▶ **Instructions to follow**
Restate word for word every entry that appears below, skipping its pictures.

▶ **The input**

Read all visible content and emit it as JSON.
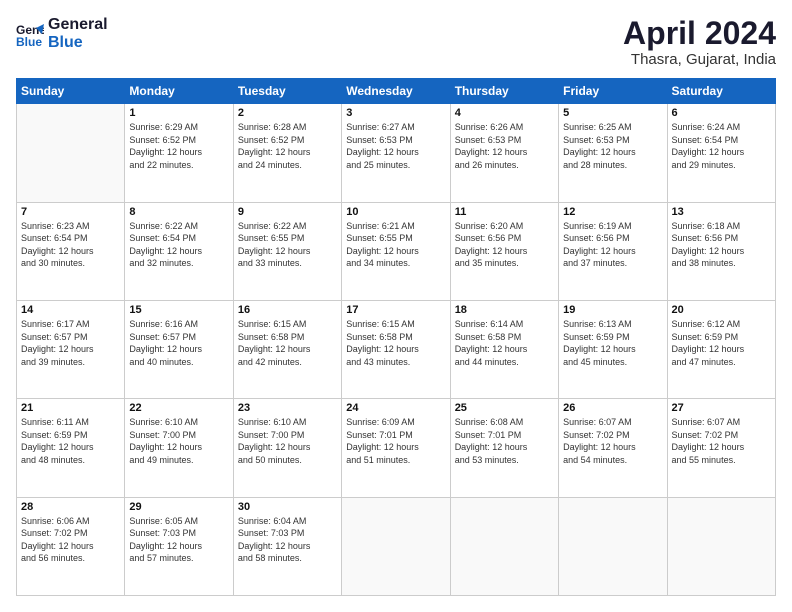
{
  "header": {
    "logo_line1": "General",
    "logo_line2": "Blue",
    "title": "April 2024",
    "subtitle": "Thasra, Gujarat, India"
  },
  "columns": [
    "Sunday",
    "Monday",
    "Tuesday",
    "Wednesday",
    "Thursday",
    "Friday",
    "Saturday"
  ],
  "weeks": [
    [
      {
        "day": "",
        "info": ""
      },
      {
        "day": "1",
        "info": "Sunrise: 6:29 AM\nSunset: 6:52 PM\nDaylight: 12 hours\nand 22 minutes."
      },
      {
        "day": "2",
        "info": "Sunrise: 6:28 AM\nSunset: 6:52 PM\nDaylight: 12 hours\nand 24 minutes."
      },
      {
        "day": "3",
        "info": "Sunrise: 6:27 AM\nSunset: 6:53 PM\nDaylight: 12 hours\nand 25 minutes."
      },
      {
        "day": "4",
        "info": "Sunrise: 6:26 AM\nSunset: 6:53 PM\nDaylight: 12 hours\nand 26 minutes."
      },
      {
        "day": "5",
        "info": "Sunrise: 6:25 AM\nSunset: 6:53 PM\nDaylight: 12 hours\nand 28 minutes."
      },
      {
        "day": "6",
        "info": "Sunrise: 6:24 AM\nSunset: 6:54 PM\nDaylight: 12 hours\nand 29 minutes."
      }
    ],
    [
      {
        "day": "7",
        "info": "Sunrise: 6:23 AM\nSunset: 6:54 PM\nDaylight: 12 hours\nand 30 minutes."
      },
      {
        "day": "8",
        "info": "Sunrise: 6:22 AM\nSunset: 6:54 PM\nDaylight: 12 hours\nand 32 minutes."
      },
      {
        "day": "9",
        "info": "Sunrise: 6:22 AM\nSunset: 6:55 PM\nDaylight: 12 hours\nand 33 minutes."
      },
      {
        "day": "10",
        "info": "Sunrise: 6:21 AM\nSunset: 6:55 PM\nDaylight: 12 hours\nand 34 minutes."
      },
      {
        "day": "11",
        "info": "Sunrise: 6:20 AM\nSunset: 6:56 PM\nDaylight: 12 hours\nand 35 minutes."
      },
      {
        "day": "12",
        "info": "Sunrise: 6:19 AM\nSunset: 6:56 PM\nDaylight: 12 hours\nand 37 minutes."
      },
      {
        "day": "13",
        "info": "Sunrise: 6:18 AM\nSunset: 6:56 PM\nDaylight: 12 hours\nand 38 minutes."
      }
    ],
    [
      {
        "day": "14",
        "info": "Sunrise: 6:17 AM\nSunset: 6:57 PM\nDaylight: 12 hours\nand 39 minutes."
      },
      {
        "day": "15",
        "info": "Sunrise: 6:16 AM\nSunset: 6:57 PM\nDaylight: 12 hours\nand 40 minutes."
      },
      {
        "day": "16",
        "info": "Sunrise: 6:15 AM\nSunset: 6:58 PM\nDaylight: 12 hours\nand 42 minutes."
      },
      {
        "day": "17",
        "info": "Sunrise: 6:15 AM\nSunset: 6:58 PM\nDaylight: 12 hours\nand 43 minutes."
      },
      {
        "day": "18",
        "info": "Sunrise: 6:14 AM\nSunset: 6:58 PM\nDaylight: 12 hours\nand 44 minutes."
      },
      {
        "day": "19",
        "info": "Sunrise: 6:13 AM\nSunset: 6:59 PM\nDaylight: 12 hours\nand 45 minutes."
      },
      {
        "day": "20",
        "info": "Sunrise: 6:12 AM\nSunset: 6:59 PM\nDaylight: 12 hours\nand 47 minutes."
      }
    ],
    [
      {
        "day": "21",
        "info": "Sunrise: 6:11 AM\nSunset: 6:59 PM\nDaylight: 12 hours\nand 48 minutes."
      },
      {
        "day": "22",
        "info": "Sunrise: 6:10 AM\nSunset: 7:00 PM\nDaylight: 12 hours\nand 49 minutes."
      },
      {
        "day": "23",
        "info": "Sunrise: 6:10 AM\nSunset: 7:00 PM\nDaylight: 12 hours\nand 50 minutes."
      },
      {
        "day": "24",
        "info": "Sunrise: 6:09 AM\nSunset: 7:01 PM\nDaylight: 12 hours\nand 51 minutes."
      },
      {
        "day": "25",
        "info": "Sunrise: 6:08 AM\nSunset: 7:01 PM\nDaylight: 12 hours\nand 53 minutes."
      },
      {
        "day": "26",
        "info": "Sunrise: 6:07 AM\nSunset: 7:02 PM\nDaylight: 12 hours\nand 54 minutes."
      },
      {
        "day": "27",
        "info": "Sunrise: 6:07 AM\nSunset: 7:02 PM\nDaylight: 12 hours\nand 55 minutes."
      }
    ],
    [
      {
        "day": "28",
        "info": "Sunrise: 6:06 AM\nSunset: 7:02 PM\nDaylight: 12 hours\nand 56 minutes."
      },
      {
        "day": "29",
        "info": "Sunrise: 6:05 AM\nSunset: 7:03 PM\nDaylight: 12 hours\nand 57 minutes."
      },
      {
        "day": "30",
        "info": "Sunrise: 6:04 AM\nSunset: 7:03 PM\nDaylight: 12 hours\nand 58 minutes."
      },
      {
        "day": "",
        "info": ""
      },
      {
        "day": "",
        "info": ""
      },
      {
        "day": "",
        "info": ""
      },
      {
        "day": "",
        "info": ""
      }
    ]
  ]
}
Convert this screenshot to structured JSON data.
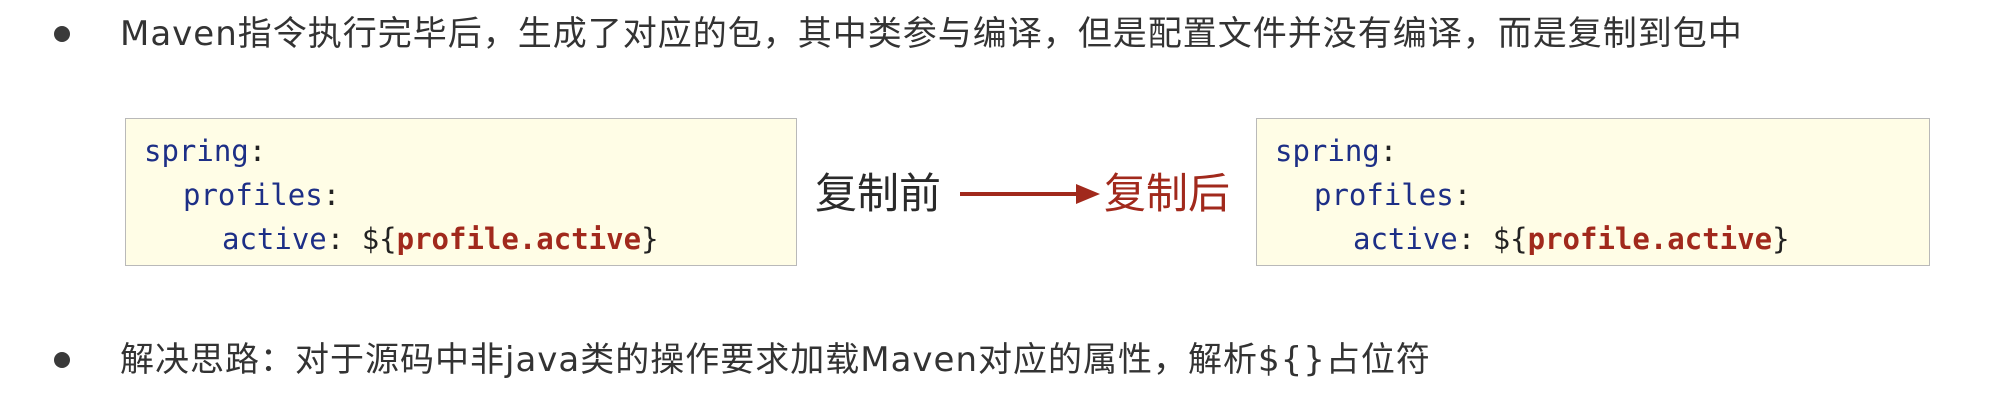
{
  "bullets": {
    "first": "Maven指令执行完毕后，生成了对应的包，其中类参与编译，但是配置文件并没有编译，而是复制到包中",
    "second": "解决思路：对于源码中非java类的操作要求加载Maven对应的属性，解析${}占位符"
  },
  "code_before": {
    "line1_key": "spring",
    "line2_key": "profiles",
    "line3_key": "active",
    "colon": ":",
    "placeholder_open": "${",
    "placeholder_name": "profile.active",
    "placeholder_close": "}"
  },
  "code_after": {
    "line1_key": "spring",
    "line2_key": "profiles",
    "line3_key": "active",
    "colon": ":",
    "placeholder_open": "${",
    "placeholder_name": "profile.active",
    "placeholder_close": "}"
  },
  "diagram": {
    "before_label": "复制前",
    "after_label": "复制后"
  },
  "colors": {
    "accent_red": "#a1291c",
    "keyword_blue": "#1d2f86",
    "code_bg": "#fffde6",
    "text": "#333333"
  },
  "icons": {
    "arrow": "arrow-right-icon",
    "bullet": "bullet-dot-icon"
  }
}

▶ **Solution to this exercise**
Read all visible content and emit it as JSON.
{
  "header": {
    "logo_line1": "General",
    "logo_line2": "Blue",
    "title": "April 2024",
    "subtitle": "Thasra, Gujarat, India"
  },
  "columns": [
    "Sunday",
    "Monday",
    "Tuesday",
    "Wednesday",
    "Thursday",
    "Friday",
    "Saturday"
  ],
  "weeks": [
    [
      {
        "day": "",
        "info": ""
      },
      {
        "day": "1",
        "info": "Sunrise: 6:29 AM\nSunset: 6:52 PM\nDaylight: 12 hours\nand 22 minutes."
      },
      {
        "day": "2",
        "info": "Sunrise: 6:28 AM\nSunset: 6:52 PM\nDaylight: 12 hours\nand 24 minutes."
      },
      {
        "day": "3",
        "info": "Sunrise: 6:27 AM\nSunset: 6:53 PM\nDaylight: 12 hours\nand 25 minutes."
      },
      {
        "day": "4",
        "info": "Sunrise: 6:26 AM\nSunset: 6:53 PM\nDaylight: 12 hours\nand 26 minutes."
      },
      {
        "day": "5",
        "info": "Sunrise: 6:25 AM\nSunset: 6:53 PM\nDaylight: 12 hours\nand 28 minutes."
      },
      {
        "day": "6",
        "info": "Sunrise: 6:24 AM\nSunset: 6:54 PM\nDaylight: 12 hours\nand 29 minutes."
      }
    ],
    [
      {
        "day": "7",
        "info": "Sunrise: 6:23 AM\nSunset: 6:54 PM\nDaylight: 12 hours\nand 30 minutes."
      },
      {
        "day": "8",
        "info": "Sunrise: 6:22 AM\nSunset: 6:54 PM\nDaylight: 12 hours\nand 32 minutes."
      },
      {
        "day": "9",
        "info": "Sunrise: 6:22 AM\nSunset: 6:55 PM\nDaylight: 12 hours\nand 33 minutes."
      },
      {
        "day": "10",
        "info": "Sunrise: 6:21 AM\nSunset: 6:55 PM\nDaylight: 12 hours\nand 34 minutes."
      },
      {
        "day": "11",
        "info": "Sunrise: 6:20 AM\nSunset: 6:56 PM\nDaylight: 12 hours\nand 35 minutes."
      },
      {
        "day": "12",
        "info": "Sunrise: 6:19 AM\nSunset: 6:56 PM\nDaylight: 12 hours\nand 37 minutes."
      },
      {
        "day": "13",
        "info": "Sunrise: 6:18 AM\nSunset: 6:56 PM\nDaylight: 12 hours\nand 38 minutes."
      }
    ],
    [
      {
        "day": "14",
        "info": "Sunrise: 6:17 AM\nSunset: 6:57 PM\nDaylight: 12 hours\nand 39 minutes."
      },
      {
        "day": "15",
        "info": "Sunrise: 6:16 AM\nSunset: 6:57 PM\nDaylight: 12 hours\nand 40 minutes."
      },
      {
        "day": "16",
        "info": "Sunrise: 6:15 AM\nSunset: 6:58 PM\nDaylight: 12 hours\nand 42 minutes."
      },
      {
        "day": "17",
        "info": "Sunrise: 6:15 AM\nSunset: 6:58 PM\nDaylight: 12 hours\nand 43 minutes."
      },
      {
        "day": "18",
        "info": "Sunrise: 6:14 AM\nSunset: 6:58 PM\nDaylight: 12 hours\nand 44 minutes."
      },
      {
        "day": "19",
        "info": "Sunrise: 6:13 AM\nSunset: 6:59 PM\nDaylight: 12 hours\nand 45 minutes."
      },
      {
        "day": "20",
        "info": "Sunrise: 6:12 AM\nSunset: 6:59 PM\nDaylight: 12 hours\nand 47 minutes."
      }
    ],
    [
      {
        "day": "21",
        "info": "Sunrise: 6:11 AM\nSunset: 6:59 PM\nDaylight: 12 hours\nand 48 minutes."
      },
      {
        "day": "22",
        "info": "Sunrise: 6:10 AM\nSunset: 7:00 PM\nDaylight: 12 hours\nand 49 minutes."
      },
      {
        "day": "23",
        "info": "Sunrise: 6:10 AM\nSunset: 7:00 PM\nDaylight: 12 hours\nand 50 minutes."
      },
      {
        "day": "24",
        "info": "Sunrise: 6:09 AM\nSunset: 7:01 PM\nDaylight: 12 hours\nand 51 minutes."
      },
      {
        "day": "25",
        "info": "Sunrise: 6:08 AM\nSunset: 7:01 PM\nDaylight: 12 hours\nand 53 minutes."
      },
      {
        "day": "26",
        "info": "Sunrise: 6:07 AM\nSunset: 7:02 PM\nDaylight: 12 hours\nand 54 minutes."
      },
      {
        "day": "27",
        "info": "Sunrise: 6:07 AM\nSunset: 7:02 PM\nDaylight: 12 hours\nand 55 minutes."
      }
    ],
    [
      {
        "day": "28",
        "info": "Sunrise: 6:06 AM\nSunset: 7:02 PM\nDaylight: 12 hours\nand 56 minutes."
      },
      {
        "day": "29",
        "info": "Sunrise: 6:05 AM\nSunset: 7:03 PM\nDaylight: 12 hours\nand 57 minutes."
      },
      {
        "day": "30",
        "info": "Sunrise: 6:04 AM\nSunset: 7:03 PM\nDaylight: 12 hours\nand 58 minutes."
      },
      {
        "day": "",
        "info": ""
      },
      {
        "day": "",
        "info": ""
      },
      {
        "day": "",
        "info": ""
      },
      {
        "day": "",
        "info": ""
      }
    ]
  ]
}
Convert this screenshot to structured JSON data.
{
  "bullets": {
    "first": "Maven指令执行完毕后，生成了对应的包，其中类参与编译，但是配置文件并没有编译，而是复制到包中",
    "second": "解决思路：对于源码中非java类的操作要求加载Maven对应的属性，解析${}占位符"
  },
  "code_before": {
    "line1_key": "spring",
    "line2_key": "profiles",
    "line3_key": "active",
    "colon": ":",
    "placeholder_open": "${",
    "placeholder_name": "profile.active",
    "placeholder_close": "}"
  },
  "code_after": {
    "line1_key": "spring",
    "line2_key": "profiles",
    "line3_key": "active",
    "colon": ":",
    "placeholder_open": "${",
    "placeholder_name": "profile.active",
    "placeholder_close": "}"
  },
  "diagram": {
    "before_label": "复制前",
    "after_label": "复制后"
  },
  "colors": {
    "accent_red": "#a1291c",
    "keyword_blue": "#1d2f86",
    "code_bg": "#fffde6",
    "text": "#333333"
  },
  "icons": {
    "arrow": "arrow-right-icon",
    "bullet": "bullet-dot-icon"
  }
}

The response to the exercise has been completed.